The collection includes 752 case files relating to delinquent boys, 1929-1931. Additional unnumbered files from 1938-1939 are also included, as well as a list of 365 names and addresses of delinquent boys, presumably from 1938-1939. Each case file includes the following information: Boys’ Court case number, date of file, family and individual delinquent boy (D.B.) case number, name of boy, age or date of birth, nationality, citizenship, address, school, grade level, religion, church affiliation, marital status, reading, writing, and speaking abilities in English, occupation and past employers, social life activities, and a brief description of past arrests, criminal and court record, and updated addresses. The case files also include the names of the boy’s parents (including step-parents), their nationalities, citizenship, occupations, wages, and address, as well as the names, ages, and whereabouts of the other children in the family. Notes from interviews and home visits by Settlement staff members are also included with some of the case files, as well as court record cards listing time served in jail and amounts of bail. This supplementary material is scarce in the records from 1930 and 1931, however, the unnumbered case records from 1938-1939 do contain notes on interviews and home visits.
Filed with the 1938-1939 case files are two short papers: “Plans for Delinquency Work in the Settlement’s Neighborhood,” which outlines follow-up studies, and Settlement programs for delinquent boys under juvenile and boys’ court jurisdiction, as well as programs for parent and neighborhood groups; and “Can the Leisure Time Agencies Be More Effective in the Prevention of Juvenile Delinquency?,” which discusses the problems related to the prevention of juvenile delinquency. The 1938-1939 files also include a list of acronyms and abbreviations for different agencies and organizations, a list from the Board of Education of delinquent boys enrolled in Chicago schools in 1938, and Polish language newspaper clippings related to specific cases involving boys from the Settlement (of particular interest are clippings regarding an apparently highly publicized case involving a band of delinquent boys under the leadership of a 25 year old woman). Also included are four letters dated September 12, 1931 from the Boys’ Court Representative of the Northwestern University Settlement, Windham Bonham, to the Superintendents of the Pontiac Reformatory and the State Penitentiary in Joliet regarding the parole of specific boys from the Settlement. There is also a proposal for a follow-up study of 559 delinquent boys under the Northwestern University Settlement’s charge in 1930-1931.

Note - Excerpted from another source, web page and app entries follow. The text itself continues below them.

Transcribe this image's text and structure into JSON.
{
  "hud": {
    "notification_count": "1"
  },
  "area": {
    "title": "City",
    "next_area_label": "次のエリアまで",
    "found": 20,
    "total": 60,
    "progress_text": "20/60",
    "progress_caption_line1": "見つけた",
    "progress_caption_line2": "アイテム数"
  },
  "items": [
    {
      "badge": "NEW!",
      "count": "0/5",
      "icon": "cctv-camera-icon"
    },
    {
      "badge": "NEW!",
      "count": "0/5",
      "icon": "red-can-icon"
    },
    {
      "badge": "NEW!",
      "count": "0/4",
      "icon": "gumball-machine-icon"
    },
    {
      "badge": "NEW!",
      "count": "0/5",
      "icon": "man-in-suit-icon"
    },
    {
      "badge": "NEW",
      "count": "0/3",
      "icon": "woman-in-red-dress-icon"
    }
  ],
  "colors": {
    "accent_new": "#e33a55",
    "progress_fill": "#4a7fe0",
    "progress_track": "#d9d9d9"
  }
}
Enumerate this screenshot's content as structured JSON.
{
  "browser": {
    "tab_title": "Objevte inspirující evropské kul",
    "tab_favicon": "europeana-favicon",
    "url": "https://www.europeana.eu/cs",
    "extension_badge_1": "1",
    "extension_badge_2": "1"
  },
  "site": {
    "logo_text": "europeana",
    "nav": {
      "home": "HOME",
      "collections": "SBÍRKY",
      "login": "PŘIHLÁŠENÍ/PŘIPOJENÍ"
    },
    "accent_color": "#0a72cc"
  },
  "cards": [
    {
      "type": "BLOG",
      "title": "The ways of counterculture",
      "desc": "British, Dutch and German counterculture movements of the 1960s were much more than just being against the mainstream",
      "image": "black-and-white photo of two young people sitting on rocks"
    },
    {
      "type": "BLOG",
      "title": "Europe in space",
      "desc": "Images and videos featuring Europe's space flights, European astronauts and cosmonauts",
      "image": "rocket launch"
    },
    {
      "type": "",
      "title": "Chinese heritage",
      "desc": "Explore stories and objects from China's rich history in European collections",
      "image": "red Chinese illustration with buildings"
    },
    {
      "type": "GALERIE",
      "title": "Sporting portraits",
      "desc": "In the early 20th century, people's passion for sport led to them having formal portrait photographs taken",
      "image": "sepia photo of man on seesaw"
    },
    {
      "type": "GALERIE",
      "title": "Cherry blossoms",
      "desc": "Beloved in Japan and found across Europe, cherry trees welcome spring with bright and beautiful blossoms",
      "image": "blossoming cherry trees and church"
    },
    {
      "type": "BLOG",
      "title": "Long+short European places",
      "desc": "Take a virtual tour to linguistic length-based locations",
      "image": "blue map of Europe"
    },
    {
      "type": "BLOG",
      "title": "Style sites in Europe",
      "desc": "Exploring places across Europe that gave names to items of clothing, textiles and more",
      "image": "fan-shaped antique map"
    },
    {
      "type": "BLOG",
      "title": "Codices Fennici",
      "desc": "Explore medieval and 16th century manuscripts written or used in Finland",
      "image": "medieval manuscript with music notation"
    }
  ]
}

Addition (Boxes 6 – 7): This addition to The Delinquent Boys Case Files is undated and fills two card boxes. Box 6 contains cards divided alphabetically by street name. Cards within each street are filed alphabetically by surname of family. Cards typically contain the names of the delinquent boy and his family, their address and a case number. Over time, many of the street names have changed. The original filing order has been maintained, however, for the following streets, the street name on the heading card differs from the street name on the cards within that subdivision.
Beach = Bringham
Bosworth = Dickson
Chestnut = Cornell
Cortez = Wade and Emma
Crystal = Crystal, Sloan, and Lull
Damen = Damen and Robey
Elizabeth = Keith
Greenville = Holt
Haddon = Chapin
Honore = Newton and Girard
Hubbard = Austin
Lemoyne = Lemoyne, Blanche, McReynolds
Marshfield = Marshfield, Edgemont, Sist
Pearson = Clarinda
Pierce = Keenon
Race = Emerson
St. Louis = Balou
Thomas = Thomas, Tell, and Crittendon
Throop = Temple and McHenry
Willard = Ayers
Wolcott = Lincoln